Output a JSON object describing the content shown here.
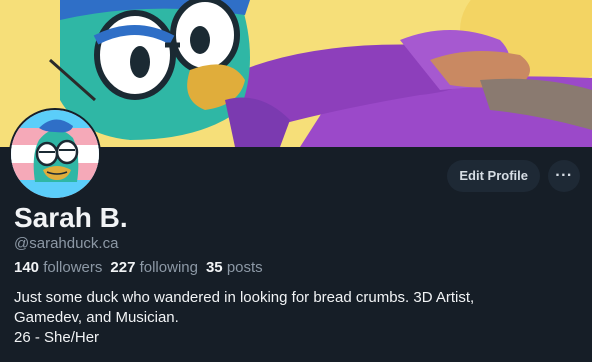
{
  "profile": {
    "name": "Sarah B.",
    "handle": "@sarahduck.ca",
    "stats": {
      "followers_count": "140",
      "followers_label": "followers",
      "following_count": "227",
      "following_label": "following",
      "posts_count": "35",
      "posts_label": "posts"
    },
    "bio_lines": [
      "Just some duck who wandered in looking for bread crumbs. 3D Artist,",
      "Gamedev, and Musician.",
      "26 - She/Her"
    ]
  },
  "actions": {
    "edit_label": "Edit Profile",
    "more_label": "···"
  },
  "icons": {
    "more": "more-horizontal-icon"
  },
  "colors": {
    "background": "#161e27",
    "button_bg": "#1e2935",
    "muted_text": "#8c98a5",
    "banner_yellow": "#f6df79",
    "duck_teal": "#2fb7a5",
    "hoodie_purple": "#9b49c9"
  }
}
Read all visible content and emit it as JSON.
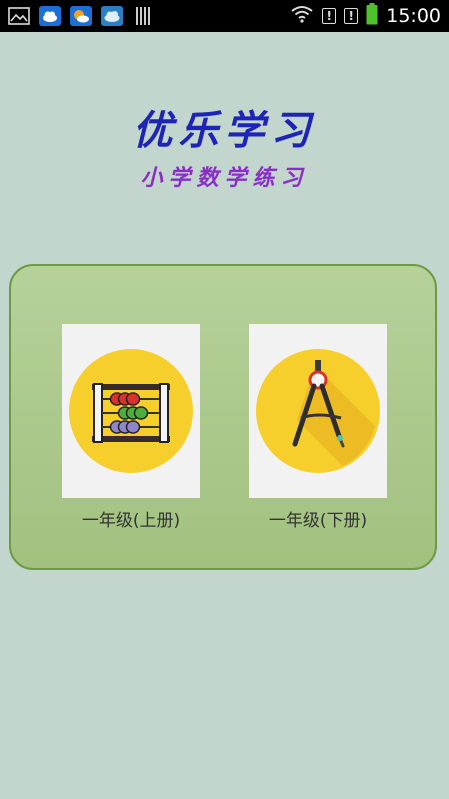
{
  "status_bar": {
    "time": "15:00",
    "alert_1": "!",
    "alert_2": "!",
    "icons": [
      "gallery-icon",
      "weather-cloud-icon",
      "weather-sun-icon",
      "cloud-icon",
      "barcode-icon",
      "wifi-icon",
      "battery-icon"
    ]
  },
  "header": {
    "title": "优乐学习",
    "subtitle": "小学数学练习"
  },
  "grades": [
    {
      "label": "一年级(上册)",
      "icon": "abacus-icon"
    },
    {
      "label": "一年级(下册)",
      "icon": "compass-icon"
    }
  ],
  "colors": {
    "background": "#c2d6cd",
    "title": "#1f24b8",
    "subtitle": "#8a2ec6",
    "panel": "#a9c78a",
    "icon_circle": "#f6cf2c"
  }
}
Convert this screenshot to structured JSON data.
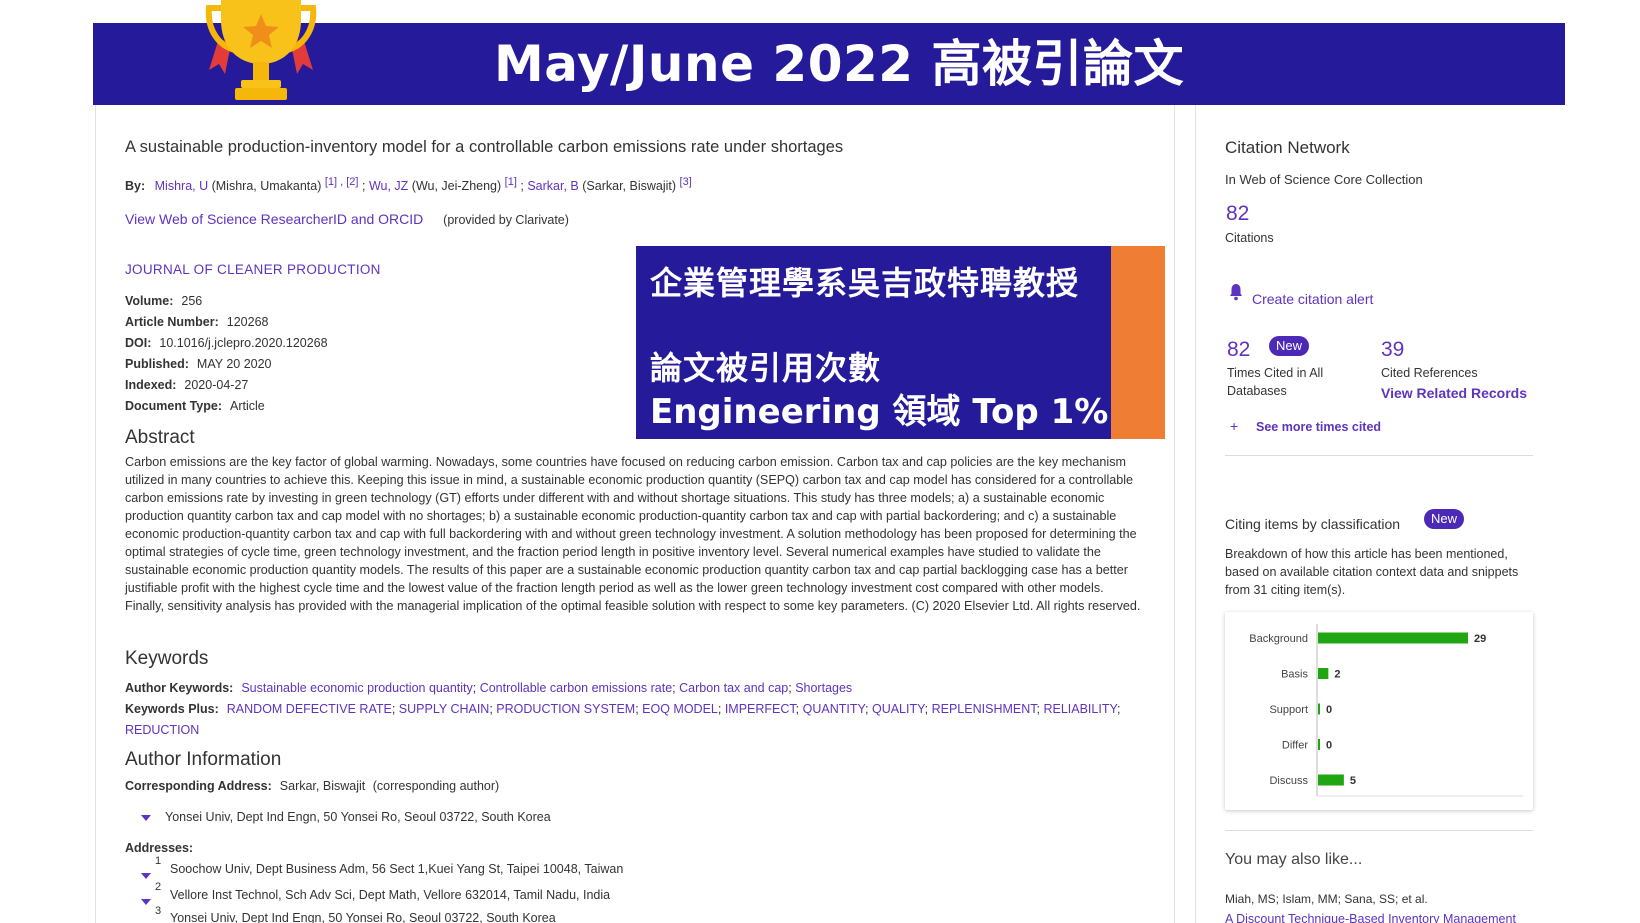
{
  "banner": {
    "title": "May/June 2022 高被引論文"
  },
  "article": {
    "title": "A sustainable production-inventory model for a controllable carbon emissions rate under shortages",
    "by_label": "By:",
    "authors": [
      {
        "link": "Mishra, U",
        "full": "(Mishra, Umakanta)",
        "refs": "[1] , [2]",
        "sep": ";"
      },
      {
        "link": "Wu, JZ",
        "full": "(Wu, Jei-Zheng)",
        "refs": "[1]",
        "sep": ";"
      },
      {
        "link": "Sarkar, B",
        "full": "(Sarkar, Biswajit)",
        "refs": "[3]",
        "sep": ""
      }
    ],
    "researcher_link": "View Web of Science ResearcherID and ORCID",
    "provided": "(provided by Clarivate)",
    "journal": "JOURNAL OF CLEANER PRODUCTION",
    "meta": [
      {
        "key": "Volume:",
        "value": "256"
      },
      {
        "key": "Article Number:",
        "value": "120268"
      },
      {
        "key": "DOI:",
        "value": "10.1016/j.jclepro.2020.120268"
      },
      {
        "key": "Published:",
        "value": "MAY 20 2020"
      },
      {
        "key": "Indexed:",
        "value": "2020-04-27"
      },
      {
        "key": "Document Type:",
        "value": "Article"
      }
    ]
  },
  "highlight": {
    "line1": "企業管理學系吳吉政特聘教授",
    "line2": "論文被引用次數",
    "line3": "Engineering 領域 Top 1%"
  },
  "abstract": {
    "heading": "Abstract",
    "text": "Carbon emissions are the key factor of global warming. Nowadays, some countries have focused on reducing carbon emission. Carbon tax and cap policies are the key mechanism utilized in many countries to achieve this. Keeping this issue in mind, a sustainable economic production quantity (SEPQ) carbon tax and cap model has considered for a controllable carbon emissions rate by investing in green technology (GT) efforts under different with and without shortage situations. This study has three models; a) a sustainable economic production quantity carbon tax and cap model with no shortages; b) a sustainable economic production-quantity carbon tax and cap with partial backordering; and c) a sustainable economic production-quantity carbon tax and cap with full backordering with and without green technology investment. A solution methodology has been proposed for determining the optimal strategies of cycle time, green technology investment, and the fraction period length in positive inventory level. Several numerical examples have studied to validate the sustainable economic production quantity models. The results of this paper are a sustainable economic production quantity carbon tax and cap partial backlogging case has a better justifiable profit with the highest cycle time and the lowest value of the fraction length period as well as the lower green technology investment cost compared with other models. Finally, sensitivity analysis has provided with the managerial implication of the optimal feasible solution with respect to some key parameters. (C) 2020 Elsevier Ltd. All rights reserved."
  },
  "keywords": {
    "heading": "Keywords",
    "author_label": "Author Keywords:",
    "author": [
      "Sustainable economic production quantity",
      "Controllable carbon emissions rate",
      "Carbon tax and cap",
      "Shortages"
    ],
    "plus_label": "Keywords Plus:",
    "plus": [
      "RANDOM DEFECTIVE RATE",
      "SUPPLY CHAIN",
      "PRODUCTION SYSTEM",
      "EOQ MODEL",
      "IMPERFECT",
      "QUANTITY",
      "QUALITY",
      "REPLENISHMENT",
      "RELIABILITY",
      "REDUCTION"
    ]
  },
  "author_info": {
    "heading": "Author Information",
    "corr_label": "Corresponding Address:",
    "corr_name": "Sarkar, Biswajit",
    "corr_note": "(corresponding author)",
    "corr_address": "Yonsei Univ, Dept Ind Engn, 50 Yonsei Ro, Seoul 03722, South Korea",
    "addresses_label": "Addresses:",
    "addresses": [
      {
        "num": "1",
        "text": "Soochow Univ, Dept Business Adm, 56 Sect 1,Kuei Yang St, Taipei 10048, Taiwan"
      },
      {
        "num": "2",
        "text": "Vellore Inst Technol, Sch Adv Sci, Dept Math, Vellore 632014, Tamil Nadu, India"
      },
      {
        "num": "3",
        "text": "Yonsei Univ, Dept Ind Engn, 50 Yonsei Ro, Seoul 03722, South Korea"
      }
    ]
  },
  "citation_network": {
    "title": "Citation Network",
    "subtitle": "In Web of Science Core Collection",
    "citations": "82",
    "citations_label": "Citations",
    "alert": "Create citation alert",
    "times_cited": "82",
    "new_badge": "New",
    "times_cited_label_1": "Times Cited in All",
    "times_cited_label_2": "Databases",
    "cited_refs": "39",
    "cited_refs_label": "Cited References",
    "related": "View Related Records",
    "see_more": "See more times cited",
    "plus": "+"
  },
  "classification": {
    "title": "Citing items by classification",
    "badge": "New",
    "desc": "Breakdown of how this article has been mentioned, based on available citation context data and snippets from 31 citing item(s)."
  },
  "chart_data": {
    "type": "bar",
    "orientation": "horizontal",
    "categories": [
      "Background",
      "Basis",
      "Support",
      "Differ",
      "Discuss"
    ],
    "values": [
      29,
      2,
      0,
      0,
      5
    ],
    "xlim": [
      0,
      29
    ],
    "grid": false,
    "bar_color": "#1fa612"
  },
  "also": {
    "heading": "You may also like...",
    "authors": "Miah, MS; Islam, MM; Sana, SS; et al.",
    "title": "A Discount Technique-Based Inventory Management"
  },
  "colors": {
    "banner": "#241a9a",
    "accent": "#ef7d34",
    "link": "#5e33bf",
    "bar": "#1fa612"
  }
}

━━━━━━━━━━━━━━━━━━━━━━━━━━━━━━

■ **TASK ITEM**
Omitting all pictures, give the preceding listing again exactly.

■ **YOUR RESPONSE**
Output a JSON object describing the content shown here.
{
  "profile": {
    "name": "Sarah B.",
    "handle": "@sarahduck.ca",
    "stats": {
      "followers_count": "140",
      "followers_label": "followers",
      "following_count": "227",
      "following_label": "following",
      "posts_count": "35",
      "posts_label": "posts"
    },
    "bio_lines": [
      "Just some duck who wandered in looking for bread crumbs. 3D Artist,",
      "Gamedev, and Musician.",
      "26 - She/Her"
    ]
  },
  "actions": {
    "edit_label": "Edit Profile",
    "more_label": "···"
  },
  "icons": {
    "more": "more-horizontal-icon"
  },
  "colors": {
    "background": "#161e27",
    "button_bg": "#1e2935",
    "muted_text": "#8c98a5",
    "banner_yellow": "#f6df79",
    "duck_teal": "#2fb7a5",
    "hoodie_purple": "#9b49c9"
  }
}
Read all visible content and emit it as JSON.
{
  "status_bar": {
    "time": "15:00",
    "alert_1": "!",
    "alert_2": "!",
    "icons": [
      "gallery-icon",
      "weather-cloud-icon",
      "weather-sun-icon",
      "cloud-icon",
      "barcode-icon",
      "wifi-icon",
      "battery-icon"
    ]
  },
  "header": {
    "title": "优乐学习",
    "subtitle": "小学数学练习"
  },
  "grades": [
    {
      "label": "一年级(上册)",
      "icon": "abacus-icon"
    },
    {
      "label": "一年级(下册)",
      "icon": "compass-icon"
    }
  ],
  "colors": {
    "background": "#c2d6cd",
    "title": "#1f24b8",
    "subtitle": "#8a2ec6",
    "panel": "#a9c78a",
    "icon_circle": "#f6cf2c"
  }
}
Convert this screenshot to structured JSON data.
{
  "banner": {
    "title": "May/June 2022 高被引論文"
  },
  "article": {
    "title": "A sustainable production-inventory model for a controllable carbon emissions rate under shortages",
    "by_label": "By:",
    "authors": [
      {
        "link": "Mishra, U",
        "full": "(Mishra, Umakanta)",
        "refs": "[1] , [2]",
        "sep": ";"
      },
      {
        "link": "Wu, JZ",
        "full": "(Wu, Jei-Zheng)",
        "refs": "[1]",
        "sep": ";"
      },
      {
        "link": "Sarkar, B",
        "full": "(Sarkar, Biswajit)",
        "refs": "[3]",
        "sep": ""
      }
    ],
    "researcher_link": "View Web of Science ResearcherID and ORCID",
    "provided": "(provided by Clarivate)",
    "journal": "JOURNAL OF CLEANER PRODUCTION",
    "meta": [
      {
        "key": "Volume:",
        "value": "256"
      },
      {
        "key": "Article Number:",
        "value": "120268"
      },
      {
        "key": "DOI:",
        "value": "10.1016/j.jclepro.2020.120268"
      },
      {
        "key": "Published:",
        "value": "MAY 20 2020"
      },
      {
        "key": "Indexed:",
        "value": "2020-04-27"
      },
      {
        "key": "Document Type:",
        "value": "Article"
      }
    ]
  },
  "highlight": {
    "line1": "企業管理學系吳吉政特聘教授",
    "line2": "論文被引用次數",
    "line3": "Engineering 領域 Top 1%"
  },
  "abstract": {
    "heading": "Abstract",
    "text": "Carbon emissions are the key factor of global warming. Nowadays, some countries have focused on reducing carbon emission. Carbon tax and cap policies are the key mechanism utilized in many countries to achieve this. Keeping this issue in mind, a sustainable economic production quantity (SEPQ) carbon tax and cap model has considered for a controllable carbon emissions rate by investing in green technology (GT) efforts under different with and without shortage situations. This study has three models; a) a sustainable economic production quantity carbon tax and cap model with no shortages; b) a sustainable economic production-quantity carbon tax and cap with partial backordering; and c) a sustainable economic production-quantity carbon tax and cap with full backordering with and without green technology investment. A solution methodology has been proposed for determining the optimal strategies of cycle time, green technology investment, and the fraction period length in positive inventory level. Several numerical examples have studied to validate the sustainable economic production quantity models. The results of this paper are a sustainable economic production quantity carbon tax and cap partial backlogging case has a better justifiable profit with the highest cycle time and the lowest value of the fraction length period as well as the lower green technology investment cost compared with other models. Finally, sensitivity analysis has provided with the managerial implication of the optimal feasible solution with respect to some key parameters. (C) 2020 Elsevier Ltd. All rights reserved."
  },
  "keywords": {
    "heading": "Keywords",
    "author_label": "Author Keywords:",
    "author": [
      "Sustainable economic production quantity",
      "Controllable carbon emissions rate",
      "Carbon tax and cap",
      "Shortages"
    ],
    "plus_label": "Keywords Plus:",
    "plus": [
      "RANDOM DEFECTIVE RATE",
      "SUPPLY CHAIN",
      "PRODUCTION SYSTEM",
      "EOQ MODEL",
      "IMPERFECT",
      "QUANTITY",
      "QUALITY",
      "REPLENISHMENT",
      "RELIABILITY",
      "REDUCTION"
    ]
  },
  "author_info": {
    "heading": "Author Information",
    "corr_label": "Corresponding Address:",
    "corr_name": "Sarkar, Biswajit",
    "corr_note": "(corresponding author)",
    "corr_address": "Yonsei Univ, Dept Ind Engn, 50 Yonsei Ro, Seoul 03722, South Korea",
    "addresses_label": "Addresses:",
    "addresses": [
      {
        "num": "1",
        "text": "Soochow Univ, Dept Business Adm, 56 Sect 1,Kuei Yang St, Taipei 10048, Taiwan"
      },
      {
        "num": "2",
        "text": "Vellore Inst Technol, Sch Adv Sci, Dept Math, Vellore 632014, Tamil Nadu, India"
      },
      {
        "num": "3",
        "text": "Yonsei Univ, Dept Ind Engn, 50 Yonsei Ro, Seoul 03722, South Korea"
      }
    ]
  },
  "citation_network": {
    "title": "Citation Network",
    "subtitle": "In Web of Science Core Collection",
    "citations": "82",
    "citations_label": "Citations",
    "alert": "Create citation alert",
    "times_cited": "82",
    "new_badge": "New",
    "times_cited_label_1": "Times Cited in All",
    "times_cited_label_2": "Databases",
    "cited_refs": "39",
    "cited_refs_label": "Cited References",
    "related": "View Related Records",
    "see_more": "See more times cited",
    "plus": "+"
  },
  "classification": {
    "title": "Citing items by classification",
    "badge": "New",
    "desc": "Breakdown of how this article has been mentioned, based on available citation context data and snippets from 31 citing item(s)."
  },
  "chart_data": {
    "type": "bar",
    "orientation": "horizontal",
    "categories": [
      "Background",
      "Basis",
      "Support",
      "Differ",
      "Discuss"
    ],
    "values": [
      29,
      2,
      0,
      0,
      5
    ],
    "xlim": [
      0,
      29
    ],
    "grid": false,
    "bar_color": "#1fa612"
  },
  "also": {
    "heading": "You may also like...",
    "authors": "Miah, MS; Islam, MM; Sana, SS; et al.",
    "title": "A Discount Technique-Based Inventory Management"
  },
  "colors": {
    "banner": "#241a9a",
    "accent": "#ef7d34",
    "link": "#5e33bf",
    "bar": "#1fa612"
  }
}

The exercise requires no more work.